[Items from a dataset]
•••

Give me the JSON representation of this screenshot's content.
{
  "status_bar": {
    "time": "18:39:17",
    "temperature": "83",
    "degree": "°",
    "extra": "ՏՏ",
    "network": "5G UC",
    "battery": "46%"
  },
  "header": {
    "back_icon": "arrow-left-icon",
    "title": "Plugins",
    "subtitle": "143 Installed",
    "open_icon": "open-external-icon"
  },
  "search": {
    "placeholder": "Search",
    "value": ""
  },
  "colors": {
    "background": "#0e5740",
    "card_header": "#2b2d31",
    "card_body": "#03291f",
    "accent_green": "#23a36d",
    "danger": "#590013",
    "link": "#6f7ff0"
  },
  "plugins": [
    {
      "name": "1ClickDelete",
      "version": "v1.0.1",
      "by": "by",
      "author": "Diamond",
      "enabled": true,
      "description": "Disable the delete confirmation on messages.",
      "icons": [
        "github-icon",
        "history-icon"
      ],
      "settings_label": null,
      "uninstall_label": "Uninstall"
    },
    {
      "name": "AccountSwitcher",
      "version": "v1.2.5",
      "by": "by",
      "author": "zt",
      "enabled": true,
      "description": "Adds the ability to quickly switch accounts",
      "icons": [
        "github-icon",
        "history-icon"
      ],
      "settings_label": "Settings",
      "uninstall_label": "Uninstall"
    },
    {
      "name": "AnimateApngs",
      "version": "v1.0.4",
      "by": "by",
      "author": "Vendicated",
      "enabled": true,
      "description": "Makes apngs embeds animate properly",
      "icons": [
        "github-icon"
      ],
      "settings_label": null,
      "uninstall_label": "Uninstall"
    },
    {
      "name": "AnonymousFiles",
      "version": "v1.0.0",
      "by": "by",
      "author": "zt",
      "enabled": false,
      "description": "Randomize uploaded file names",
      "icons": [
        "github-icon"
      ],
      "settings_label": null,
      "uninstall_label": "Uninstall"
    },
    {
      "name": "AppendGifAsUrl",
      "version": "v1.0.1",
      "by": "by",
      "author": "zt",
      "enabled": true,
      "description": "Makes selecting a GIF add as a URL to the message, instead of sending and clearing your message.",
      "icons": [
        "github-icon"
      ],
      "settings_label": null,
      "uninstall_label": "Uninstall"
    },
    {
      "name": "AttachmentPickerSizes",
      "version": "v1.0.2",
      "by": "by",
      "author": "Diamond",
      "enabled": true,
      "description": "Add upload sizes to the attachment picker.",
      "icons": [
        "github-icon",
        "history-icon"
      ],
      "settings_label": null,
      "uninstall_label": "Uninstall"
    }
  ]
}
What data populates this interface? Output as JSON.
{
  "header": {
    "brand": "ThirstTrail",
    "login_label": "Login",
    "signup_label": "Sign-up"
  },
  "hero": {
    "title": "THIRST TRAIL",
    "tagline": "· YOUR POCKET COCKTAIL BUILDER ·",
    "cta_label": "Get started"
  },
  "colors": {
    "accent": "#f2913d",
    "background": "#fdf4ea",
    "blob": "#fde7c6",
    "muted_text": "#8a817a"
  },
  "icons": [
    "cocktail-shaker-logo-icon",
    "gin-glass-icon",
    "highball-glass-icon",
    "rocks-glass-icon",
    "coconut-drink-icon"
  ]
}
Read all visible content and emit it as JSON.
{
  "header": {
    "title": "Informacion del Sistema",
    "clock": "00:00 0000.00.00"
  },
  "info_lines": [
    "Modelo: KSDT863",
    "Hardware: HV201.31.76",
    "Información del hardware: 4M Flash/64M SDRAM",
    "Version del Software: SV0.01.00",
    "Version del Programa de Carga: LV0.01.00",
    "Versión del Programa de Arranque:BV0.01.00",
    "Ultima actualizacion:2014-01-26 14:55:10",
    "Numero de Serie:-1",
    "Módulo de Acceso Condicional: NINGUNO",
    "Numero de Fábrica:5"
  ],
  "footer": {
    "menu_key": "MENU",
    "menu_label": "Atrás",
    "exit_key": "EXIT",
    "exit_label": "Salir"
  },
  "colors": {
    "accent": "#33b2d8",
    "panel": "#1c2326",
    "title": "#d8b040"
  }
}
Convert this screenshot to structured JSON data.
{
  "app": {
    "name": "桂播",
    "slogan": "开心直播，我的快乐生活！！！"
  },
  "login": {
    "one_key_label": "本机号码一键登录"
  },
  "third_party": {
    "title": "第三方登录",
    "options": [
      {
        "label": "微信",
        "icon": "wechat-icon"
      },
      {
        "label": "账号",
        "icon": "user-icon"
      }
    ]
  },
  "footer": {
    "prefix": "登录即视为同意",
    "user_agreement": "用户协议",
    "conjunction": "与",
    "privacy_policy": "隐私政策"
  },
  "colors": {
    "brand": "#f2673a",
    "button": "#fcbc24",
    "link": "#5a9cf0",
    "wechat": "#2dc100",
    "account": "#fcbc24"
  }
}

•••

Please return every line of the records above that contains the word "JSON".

Answer below =>
Give me the JSON representation of this screenshot's content.
What data populates this interface? Output as JSON.
Read all visible content and emit it as JSON.
Convert this screenshot to structured JSON data.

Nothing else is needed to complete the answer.